En español | It’s difficult to imagine Sandra Cisneros as anything other than the activist, teacher, mentor, and literary icon we know today. As her first novel, the coming-of-age classic The House on Mango Street, celebrates its 25th anniversary, however, the 54-year-old Mexican American writer reflects on a time in her twenties when success was anything but certain.
She need not have worried. The novel, winner of a Before Columbus Foundation American Book Award in 1985, proved an authentic vehicle for exploring themes of culture and tradition and the lives and roles of Hispanic women growing up in the States. It is required reading in many U.S. schools and universities, and Cisneros’ first major contribution to a body of work that has garnered her two National Endowment of the Arts [NEA] fellowships, a prestigious MacArthur Foundation Fellowship, and the Texas Medal of Arts, among other honors.
Many of the stories in House are based on the lives of her own students, the women to whom Cisneros dedicated the book. “I just wanted to acknowledge all the women who gave me their stories, because there were so many I wanted to dedicate this book to,” says Cisneros. “I felt the list was getting too long, so I scratched all the names and wrote: ‘A las Mujeres, To the Women.’”
In this exclusive interview, Cisneros discusses the pivotal role her novel played in the acceptance of Latino culture, her years as an academic migrant, and how her views have evolved in the 25 years since its publication.
Q. What do you think when you hear House described as a coming-of-age classic?
A. Well, I don’t know if it’s a coming-of-age classic because it’s kind of early to say. Uncle Tom’s Cabin was important in its time, and there are lots of writers that become valuable in their time and then later become a bit archaic. So I don’t know. These are claims for readers and critics to make—I don’t make these claims.
Q. How would you describe The House on Mango Street?
A. It’s like a collection of little stories. You could read one or you could read the whole thing. You don’t have to read the whole thing, but if you do it’s like a necklace of stories. I was very much influenced by experimental fiction, specifically Dreamtigers by Jorge Luis Borges.
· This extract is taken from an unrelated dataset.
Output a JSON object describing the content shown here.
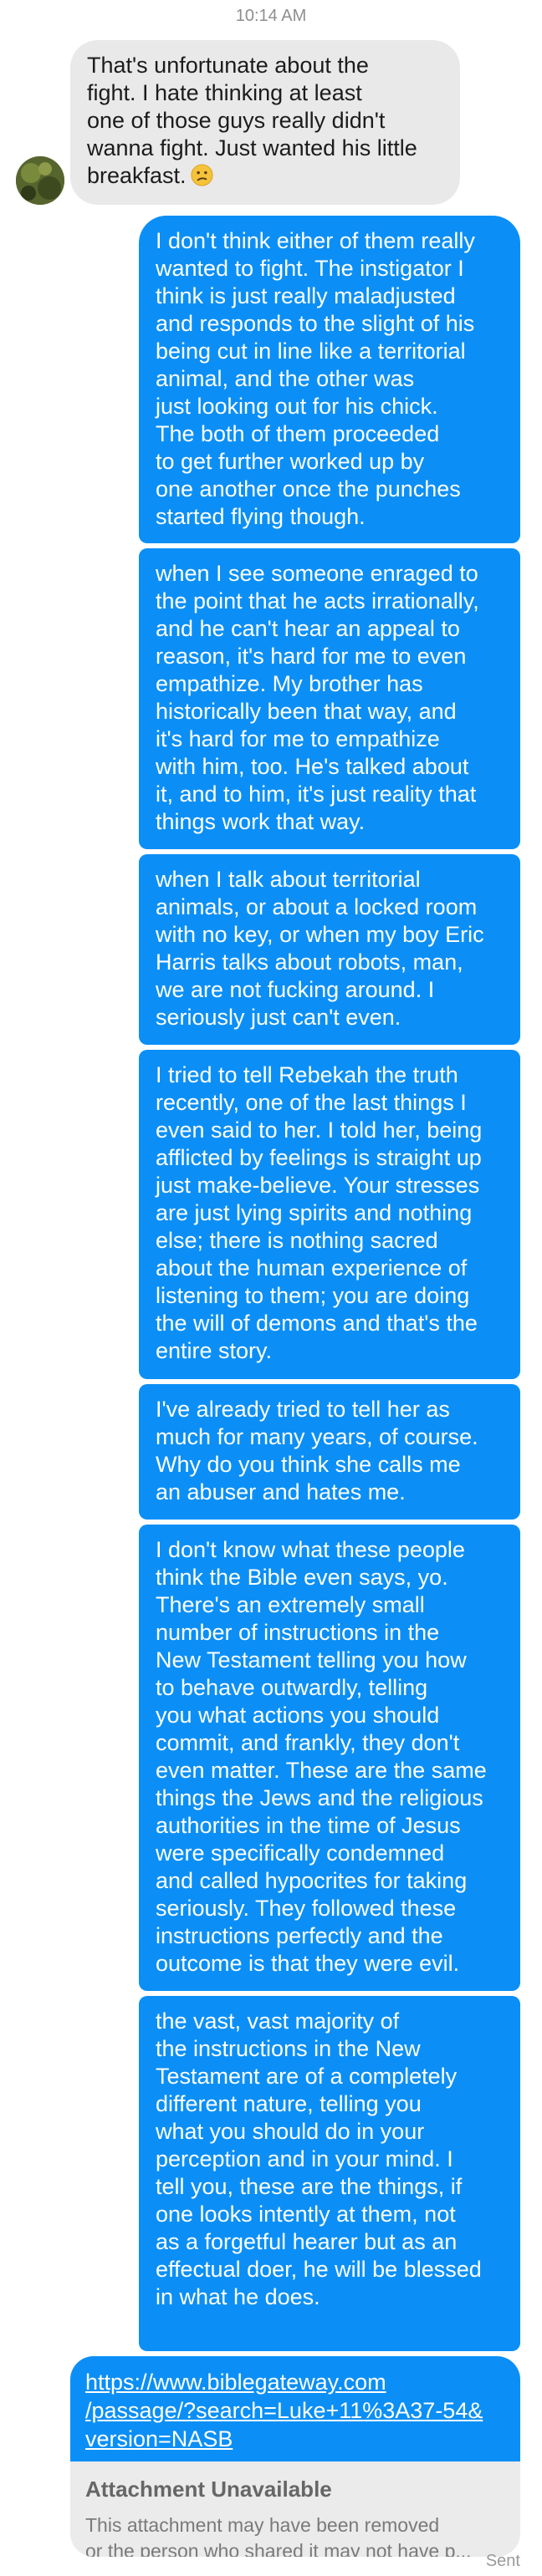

I wrote it so that it would be approachable for all people, whether they were educated or not, and whether they were children or adults. My idea was to write it in a way that it would not make anyone feel intimidated, but welcome. I had in mind a book that would be understood and appreciated by all readers, whether a working-class person, a child, poet, literature student, writer, or bus driver. So I came from that angle of being inclusive. I kept a child in mind as I was writing it, but it wasn’t just for children. I kept fellow poets in mind, but it wasn’t just for poets.
Q. What kind of impact did the novel have when it was first published 25 years ago?
A. It got picked up early on by teachers and librarians who were advocates for it. Since then the audience has expanded to include many kinds of readers, not just women and Latinos. It’s been used in a lot of textbooks and classrooms and especially for One City, One Read projects because they like to pick books that don’t have any bad words and can be read by children and adults—House fits that.
Q. Did its publication play a role in the acceptance of Latino culture in the United States?
A. I think it did. Many people have said it was how they came to know about Latino life. Some people don’t have any contact with Latino life except maybe this book. The most intimate relationship they have with the Latino community is reading this book.